I will say that I have serious doubts that Bloomberg for President will survive first contact with the Hudson River. I say this as someone who thinks Bloomberg did or continued a lot of good things in New York City. But I strongly suspect that a Bloomberg for President insurgency would create a movement on the scale of Lieberman for President.
After all, he wants your gun, your soda and your union card. Should go great.
As someone who's just loved Bill Clinton since I was right out of college, I feel like this is about to get painful. He's now going after Bernie Sanders. And he's (rightly) saying he needs to be careful about what he says as the election gets "hotter." Yes, you do, Bill. You really do.
The attacks I heard yesterday don't seem terribly out of line. I think there's a good argument that Sanders somewhat one-dimensional diagnosis of the country's ills doesn't capture the fullness of the challenges we face as a country. But now we're also seeing the inevitable rumor mill about a post New Hampshire Clinton campaign shake up. This is starting to feel a lot like how 2008 did when Barack Obama started to look like he was an existential threat to Hillary Clinton's campaign.
We will of course know soon enough. But I just wanted to flag that we have almost no New Hampshire poll data since the Rubio debacle at the Saturday night debate. With the exception of the two tracking polls conducted by UMass Lowell and ARG, all the late polls (Monmouth, CNN/UNH/WMUR, Franklin Pierce) finished collecting their sample sometime on Saturday. So they may have made a few calls after or during the debate. But nothing after the Rubot press frenzy began. And probably few if any after it even happened.

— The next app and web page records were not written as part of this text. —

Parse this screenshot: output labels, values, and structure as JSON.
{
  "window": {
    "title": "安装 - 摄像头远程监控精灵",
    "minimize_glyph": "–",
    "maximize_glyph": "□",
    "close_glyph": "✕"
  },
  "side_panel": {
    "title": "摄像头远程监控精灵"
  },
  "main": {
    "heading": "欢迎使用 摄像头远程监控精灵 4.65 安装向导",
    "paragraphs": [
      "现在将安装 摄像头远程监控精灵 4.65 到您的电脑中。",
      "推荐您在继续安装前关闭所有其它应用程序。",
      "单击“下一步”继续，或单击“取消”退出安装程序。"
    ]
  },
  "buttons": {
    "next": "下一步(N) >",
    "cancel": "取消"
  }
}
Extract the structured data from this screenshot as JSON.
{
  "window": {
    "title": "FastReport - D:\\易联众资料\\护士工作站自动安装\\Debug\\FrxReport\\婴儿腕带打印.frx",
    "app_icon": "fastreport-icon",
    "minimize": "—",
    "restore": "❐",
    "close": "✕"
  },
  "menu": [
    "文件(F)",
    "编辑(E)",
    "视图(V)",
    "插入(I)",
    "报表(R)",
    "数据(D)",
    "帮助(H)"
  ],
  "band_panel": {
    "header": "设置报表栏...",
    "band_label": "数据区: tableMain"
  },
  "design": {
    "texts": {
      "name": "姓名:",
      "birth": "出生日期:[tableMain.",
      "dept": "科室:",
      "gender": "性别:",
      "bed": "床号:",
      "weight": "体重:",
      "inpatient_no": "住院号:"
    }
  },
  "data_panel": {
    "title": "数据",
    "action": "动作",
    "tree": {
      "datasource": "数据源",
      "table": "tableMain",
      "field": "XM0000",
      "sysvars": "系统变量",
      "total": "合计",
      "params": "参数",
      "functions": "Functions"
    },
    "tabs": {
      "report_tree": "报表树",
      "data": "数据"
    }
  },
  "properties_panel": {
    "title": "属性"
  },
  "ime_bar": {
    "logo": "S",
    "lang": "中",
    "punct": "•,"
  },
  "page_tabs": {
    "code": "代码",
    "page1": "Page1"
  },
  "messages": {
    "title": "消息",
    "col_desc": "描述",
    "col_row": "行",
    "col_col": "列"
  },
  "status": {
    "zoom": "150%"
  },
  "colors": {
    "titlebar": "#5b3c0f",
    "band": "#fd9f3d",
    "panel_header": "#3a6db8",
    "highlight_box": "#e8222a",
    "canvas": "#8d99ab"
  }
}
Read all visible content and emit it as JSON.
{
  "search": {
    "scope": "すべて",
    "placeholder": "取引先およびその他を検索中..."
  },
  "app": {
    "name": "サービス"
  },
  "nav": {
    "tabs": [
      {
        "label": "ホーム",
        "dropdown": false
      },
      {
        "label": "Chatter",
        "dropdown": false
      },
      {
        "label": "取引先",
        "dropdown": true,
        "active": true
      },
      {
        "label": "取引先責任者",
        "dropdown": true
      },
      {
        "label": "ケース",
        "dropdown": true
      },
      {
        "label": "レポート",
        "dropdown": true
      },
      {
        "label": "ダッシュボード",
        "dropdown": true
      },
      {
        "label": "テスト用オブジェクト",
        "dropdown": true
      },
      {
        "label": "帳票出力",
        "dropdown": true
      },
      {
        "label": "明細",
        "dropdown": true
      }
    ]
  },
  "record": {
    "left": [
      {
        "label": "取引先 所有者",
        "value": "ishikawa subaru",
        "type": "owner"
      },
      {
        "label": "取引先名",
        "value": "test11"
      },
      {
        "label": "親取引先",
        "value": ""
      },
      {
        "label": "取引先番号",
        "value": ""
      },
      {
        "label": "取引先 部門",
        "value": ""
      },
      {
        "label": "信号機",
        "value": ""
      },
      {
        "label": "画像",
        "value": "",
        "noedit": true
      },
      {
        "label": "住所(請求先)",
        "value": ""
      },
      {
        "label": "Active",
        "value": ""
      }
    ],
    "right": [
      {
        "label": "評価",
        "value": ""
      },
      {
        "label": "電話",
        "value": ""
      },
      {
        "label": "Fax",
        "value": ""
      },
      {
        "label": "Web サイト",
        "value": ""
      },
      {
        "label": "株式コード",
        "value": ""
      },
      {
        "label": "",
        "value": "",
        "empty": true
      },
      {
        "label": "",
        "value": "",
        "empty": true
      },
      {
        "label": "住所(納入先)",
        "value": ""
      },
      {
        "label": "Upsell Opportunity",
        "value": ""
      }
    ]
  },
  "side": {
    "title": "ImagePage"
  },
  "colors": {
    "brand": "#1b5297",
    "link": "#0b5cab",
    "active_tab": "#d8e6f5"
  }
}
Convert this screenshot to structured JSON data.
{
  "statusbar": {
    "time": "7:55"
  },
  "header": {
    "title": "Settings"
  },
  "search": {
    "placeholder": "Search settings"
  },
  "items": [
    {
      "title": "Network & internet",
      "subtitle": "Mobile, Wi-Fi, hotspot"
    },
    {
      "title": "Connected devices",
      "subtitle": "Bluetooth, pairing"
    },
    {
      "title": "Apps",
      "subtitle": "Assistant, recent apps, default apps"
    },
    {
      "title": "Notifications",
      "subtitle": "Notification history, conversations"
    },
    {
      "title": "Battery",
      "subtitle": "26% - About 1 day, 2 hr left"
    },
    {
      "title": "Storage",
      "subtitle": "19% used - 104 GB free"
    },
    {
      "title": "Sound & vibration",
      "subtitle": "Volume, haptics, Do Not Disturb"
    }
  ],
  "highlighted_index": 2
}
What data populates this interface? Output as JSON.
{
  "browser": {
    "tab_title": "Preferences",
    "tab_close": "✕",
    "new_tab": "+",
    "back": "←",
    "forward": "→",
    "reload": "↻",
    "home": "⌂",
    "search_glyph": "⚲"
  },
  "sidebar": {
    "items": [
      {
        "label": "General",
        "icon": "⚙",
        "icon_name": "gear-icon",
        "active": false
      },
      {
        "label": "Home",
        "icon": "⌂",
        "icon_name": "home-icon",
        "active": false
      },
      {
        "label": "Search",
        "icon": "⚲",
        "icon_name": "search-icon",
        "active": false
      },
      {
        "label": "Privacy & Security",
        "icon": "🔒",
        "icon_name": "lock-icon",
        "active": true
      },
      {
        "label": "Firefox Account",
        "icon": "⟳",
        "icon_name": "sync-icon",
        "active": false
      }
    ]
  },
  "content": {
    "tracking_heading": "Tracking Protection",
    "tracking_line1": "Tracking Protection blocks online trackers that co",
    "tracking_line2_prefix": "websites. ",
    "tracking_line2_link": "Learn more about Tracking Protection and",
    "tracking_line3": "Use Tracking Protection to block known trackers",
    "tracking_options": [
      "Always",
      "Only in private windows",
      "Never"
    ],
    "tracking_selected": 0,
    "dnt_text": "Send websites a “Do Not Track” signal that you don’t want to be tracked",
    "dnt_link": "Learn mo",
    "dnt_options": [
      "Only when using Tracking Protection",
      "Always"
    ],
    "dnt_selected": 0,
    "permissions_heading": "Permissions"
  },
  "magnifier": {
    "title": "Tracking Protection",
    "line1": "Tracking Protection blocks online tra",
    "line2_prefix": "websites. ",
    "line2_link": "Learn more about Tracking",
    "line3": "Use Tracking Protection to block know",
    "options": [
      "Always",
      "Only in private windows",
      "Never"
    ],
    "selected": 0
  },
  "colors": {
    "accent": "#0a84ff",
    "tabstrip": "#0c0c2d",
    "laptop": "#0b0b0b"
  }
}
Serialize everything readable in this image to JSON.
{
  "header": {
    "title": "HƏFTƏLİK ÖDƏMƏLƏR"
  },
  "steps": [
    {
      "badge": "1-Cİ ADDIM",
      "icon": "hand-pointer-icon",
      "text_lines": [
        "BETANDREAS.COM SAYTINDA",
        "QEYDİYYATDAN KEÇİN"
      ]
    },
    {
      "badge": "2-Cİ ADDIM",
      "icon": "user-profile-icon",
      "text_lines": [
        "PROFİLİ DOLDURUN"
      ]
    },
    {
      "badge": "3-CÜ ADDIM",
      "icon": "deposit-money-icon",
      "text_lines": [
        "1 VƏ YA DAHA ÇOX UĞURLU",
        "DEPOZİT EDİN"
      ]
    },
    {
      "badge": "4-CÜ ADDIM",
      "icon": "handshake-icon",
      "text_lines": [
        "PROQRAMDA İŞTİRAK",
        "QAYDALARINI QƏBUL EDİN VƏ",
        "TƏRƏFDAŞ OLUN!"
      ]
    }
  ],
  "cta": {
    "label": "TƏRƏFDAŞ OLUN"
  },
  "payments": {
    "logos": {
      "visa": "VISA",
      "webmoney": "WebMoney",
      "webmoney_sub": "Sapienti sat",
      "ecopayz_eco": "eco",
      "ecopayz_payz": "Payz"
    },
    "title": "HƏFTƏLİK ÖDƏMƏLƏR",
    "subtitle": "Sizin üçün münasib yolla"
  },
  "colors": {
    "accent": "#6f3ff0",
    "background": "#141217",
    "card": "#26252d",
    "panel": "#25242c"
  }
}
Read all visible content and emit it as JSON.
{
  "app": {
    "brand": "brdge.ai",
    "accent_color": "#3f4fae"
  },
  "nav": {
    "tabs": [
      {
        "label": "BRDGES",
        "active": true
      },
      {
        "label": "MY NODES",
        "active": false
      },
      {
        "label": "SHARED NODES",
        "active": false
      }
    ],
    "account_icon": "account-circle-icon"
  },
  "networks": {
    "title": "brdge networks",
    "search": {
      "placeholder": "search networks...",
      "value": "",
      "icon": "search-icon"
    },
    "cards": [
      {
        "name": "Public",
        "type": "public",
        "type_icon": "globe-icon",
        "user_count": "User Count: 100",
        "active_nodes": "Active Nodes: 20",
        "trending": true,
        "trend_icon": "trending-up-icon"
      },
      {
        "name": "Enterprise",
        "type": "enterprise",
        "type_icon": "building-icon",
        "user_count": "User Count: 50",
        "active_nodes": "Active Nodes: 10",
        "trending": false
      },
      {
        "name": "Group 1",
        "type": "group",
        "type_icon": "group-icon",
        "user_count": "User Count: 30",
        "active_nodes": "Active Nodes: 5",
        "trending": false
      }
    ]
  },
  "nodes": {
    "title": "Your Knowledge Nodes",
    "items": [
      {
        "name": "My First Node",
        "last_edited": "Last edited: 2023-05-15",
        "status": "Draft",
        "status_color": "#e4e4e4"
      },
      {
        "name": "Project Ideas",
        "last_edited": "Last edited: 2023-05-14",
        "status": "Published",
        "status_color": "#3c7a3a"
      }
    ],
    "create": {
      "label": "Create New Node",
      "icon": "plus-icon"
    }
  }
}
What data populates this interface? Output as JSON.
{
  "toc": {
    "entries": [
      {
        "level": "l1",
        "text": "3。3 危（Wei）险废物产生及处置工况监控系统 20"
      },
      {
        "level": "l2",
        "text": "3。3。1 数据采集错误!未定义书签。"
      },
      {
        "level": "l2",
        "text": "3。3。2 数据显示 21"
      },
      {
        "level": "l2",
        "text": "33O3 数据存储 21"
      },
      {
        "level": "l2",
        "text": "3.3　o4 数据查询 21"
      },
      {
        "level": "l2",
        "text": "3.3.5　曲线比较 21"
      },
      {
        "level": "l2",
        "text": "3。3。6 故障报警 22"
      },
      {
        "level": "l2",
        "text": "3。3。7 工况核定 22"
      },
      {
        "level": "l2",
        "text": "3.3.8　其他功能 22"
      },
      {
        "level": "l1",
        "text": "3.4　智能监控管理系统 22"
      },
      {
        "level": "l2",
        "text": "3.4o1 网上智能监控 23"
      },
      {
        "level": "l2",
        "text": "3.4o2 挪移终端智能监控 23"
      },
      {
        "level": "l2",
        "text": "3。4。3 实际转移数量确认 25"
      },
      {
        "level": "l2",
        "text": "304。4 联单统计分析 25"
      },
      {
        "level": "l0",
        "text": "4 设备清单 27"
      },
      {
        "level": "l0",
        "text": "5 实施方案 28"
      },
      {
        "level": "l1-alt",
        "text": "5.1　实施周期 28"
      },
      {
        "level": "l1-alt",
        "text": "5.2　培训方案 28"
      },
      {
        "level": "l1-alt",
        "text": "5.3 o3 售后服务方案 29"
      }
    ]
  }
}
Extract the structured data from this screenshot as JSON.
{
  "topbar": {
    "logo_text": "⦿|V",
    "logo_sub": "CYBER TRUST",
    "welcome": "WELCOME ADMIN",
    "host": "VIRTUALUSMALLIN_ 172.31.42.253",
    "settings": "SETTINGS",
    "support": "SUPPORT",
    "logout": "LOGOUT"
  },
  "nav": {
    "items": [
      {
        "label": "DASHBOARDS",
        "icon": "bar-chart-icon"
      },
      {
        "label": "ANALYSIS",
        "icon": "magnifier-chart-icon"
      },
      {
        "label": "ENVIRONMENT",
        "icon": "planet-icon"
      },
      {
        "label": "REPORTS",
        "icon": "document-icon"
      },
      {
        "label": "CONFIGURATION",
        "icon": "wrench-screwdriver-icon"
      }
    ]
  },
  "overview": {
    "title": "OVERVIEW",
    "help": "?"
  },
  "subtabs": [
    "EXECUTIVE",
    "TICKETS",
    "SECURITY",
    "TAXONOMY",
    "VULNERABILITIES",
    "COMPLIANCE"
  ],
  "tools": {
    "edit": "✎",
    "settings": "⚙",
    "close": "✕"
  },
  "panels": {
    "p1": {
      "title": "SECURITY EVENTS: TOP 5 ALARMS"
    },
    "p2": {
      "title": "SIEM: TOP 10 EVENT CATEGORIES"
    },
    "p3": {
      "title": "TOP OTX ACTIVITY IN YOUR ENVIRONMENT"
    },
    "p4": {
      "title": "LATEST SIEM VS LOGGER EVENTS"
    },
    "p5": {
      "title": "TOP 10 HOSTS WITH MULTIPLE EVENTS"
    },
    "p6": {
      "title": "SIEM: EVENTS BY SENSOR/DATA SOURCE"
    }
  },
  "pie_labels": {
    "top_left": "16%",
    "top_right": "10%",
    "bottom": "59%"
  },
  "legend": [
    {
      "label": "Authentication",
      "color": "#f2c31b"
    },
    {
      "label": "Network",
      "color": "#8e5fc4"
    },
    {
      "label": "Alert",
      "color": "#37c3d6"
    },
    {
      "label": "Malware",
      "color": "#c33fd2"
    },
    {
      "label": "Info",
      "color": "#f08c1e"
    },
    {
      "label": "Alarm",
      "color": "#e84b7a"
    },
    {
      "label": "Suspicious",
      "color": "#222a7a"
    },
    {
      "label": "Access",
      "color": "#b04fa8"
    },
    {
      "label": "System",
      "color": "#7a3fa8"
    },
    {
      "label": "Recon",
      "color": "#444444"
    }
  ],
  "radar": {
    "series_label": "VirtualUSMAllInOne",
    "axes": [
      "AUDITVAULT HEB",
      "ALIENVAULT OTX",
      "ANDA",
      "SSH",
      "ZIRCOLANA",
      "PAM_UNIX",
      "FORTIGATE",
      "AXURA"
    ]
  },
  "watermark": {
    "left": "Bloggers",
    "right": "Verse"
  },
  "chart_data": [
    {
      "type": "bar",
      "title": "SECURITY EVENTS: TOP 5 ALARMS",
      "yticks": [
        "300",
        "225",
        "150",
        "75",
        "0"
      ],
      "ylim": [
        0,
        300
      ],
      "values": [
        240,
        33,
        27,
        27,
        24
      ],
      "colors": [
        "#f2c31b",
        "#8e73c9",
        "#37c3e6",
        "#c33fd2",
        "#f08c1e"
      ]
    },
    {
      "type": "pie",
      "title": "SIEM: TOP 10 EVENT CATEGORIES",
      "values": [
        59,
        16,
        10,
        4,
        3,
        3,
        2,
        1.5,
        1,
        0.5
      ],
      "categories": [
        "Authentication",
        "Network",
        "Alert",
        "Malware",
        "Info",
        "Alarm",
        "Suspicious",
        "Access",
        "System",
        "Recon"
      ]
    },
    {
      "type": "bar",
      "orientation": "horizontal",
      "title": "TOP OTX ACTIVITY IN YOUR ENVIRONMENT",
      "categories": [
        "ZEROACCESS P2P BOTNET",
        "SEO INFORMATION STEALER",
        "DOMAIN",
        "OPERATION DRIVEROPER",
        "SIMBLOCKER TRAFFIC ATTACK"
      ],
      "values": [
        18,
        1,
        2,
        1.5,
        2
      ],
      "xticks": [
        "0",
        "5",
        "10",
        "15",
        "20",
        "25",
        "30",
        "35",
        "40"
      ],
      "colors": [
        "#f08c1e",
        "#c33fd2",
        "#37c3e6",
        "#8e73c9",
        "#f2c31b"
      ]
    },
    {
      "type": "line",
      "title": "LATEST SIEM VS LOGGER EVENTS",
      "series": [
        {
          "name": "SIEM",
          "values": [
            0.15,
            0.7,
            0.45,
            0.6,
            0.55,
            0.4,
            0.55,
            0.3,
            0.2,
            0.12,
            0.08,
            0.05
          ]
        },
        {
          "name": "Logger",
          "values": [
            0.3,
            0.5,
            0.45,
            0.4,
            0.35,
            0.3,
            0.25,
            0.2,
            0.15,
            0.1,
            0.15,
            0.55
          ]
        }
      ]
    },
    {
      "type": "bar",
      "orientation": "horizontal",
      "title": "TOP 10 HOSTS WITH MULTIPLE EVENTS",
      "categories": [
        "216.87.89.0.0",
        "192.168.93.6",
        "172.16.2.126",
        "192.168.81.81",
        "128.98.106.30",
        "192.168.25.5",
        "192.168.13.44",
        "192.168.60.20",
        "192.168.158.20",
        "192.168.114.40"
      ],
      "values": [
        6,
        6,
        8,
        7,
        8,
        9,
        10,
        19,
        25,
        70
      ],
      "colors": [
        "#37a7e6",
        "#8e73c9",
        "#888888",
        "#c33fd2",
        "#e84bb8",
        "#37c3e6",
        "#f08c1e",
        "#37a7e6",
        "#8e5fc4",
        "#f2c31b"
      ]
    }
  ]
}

Those two tracking polls both show Rubio tracking down one point between yesterday and today. That's hard to read too much into. But that can mean Sundays numbers came in poorly but we offset by Saturday and Fridays numbers.
Giuliani: Beyoncé's Super Bowl performance as 'attack' on cops. Watch.
When it comes to playing 'dominance politics', it is all about showing, not saying. And boy did Chris Christie ever show it with his surgical disembowelment of Marco Rubio on Saturday night. (He removed so many of Rubio's organs that it almost turns into an issue of co-pays and insurance coverage.) But I wanted to flag the Trumpesque, tough guy language he used the next day on CNN's Sunday show ... (emphasis added)
Rubio attacks media for pointing out that he repeated his scripted line 4 times during the debate.
I confess I had figured Jeb! was one vote away from ditching the race and signing on a spokesman for Low-T drugs. But now we're seeing that there are initial indications that Marco Rubio's momentum at least has been broken by the Rubot incident. The latest tracking polls show only a tiny drop from his earlier numbers but they are enough indicate that the rush of support in his direction was arrested by Saturday's debate, which is probably all his opponents needed, or the minimum they needed.
(This is not so much a post for the moment. But for years I've answered this question in a million different emails. And I have long wanted to do one post about it so I could simply refer to it when asked.)
Why are there no comments on the Editors' Blog?
Good question. What we now call the 'Editor's Blog' was the entirety of TPM for the first five-plus years of the site's existence. And fifteen years ago, comments were not something you could just spin up easily as you can today. In fact, for roughly the first three years the site was online I coded each post by hand, by which I mean I wrote each successive post directly into a handful of html documents I'd written myself. There was no CMS. And yes, once or twice I actually inadvertently overwrote a weeks worth of posts. Luckily, both times I was able to find some reader who had the deleted posts in their browser cache and sent it along to me. Creating pages by hand like that, there's simply no way to have comments.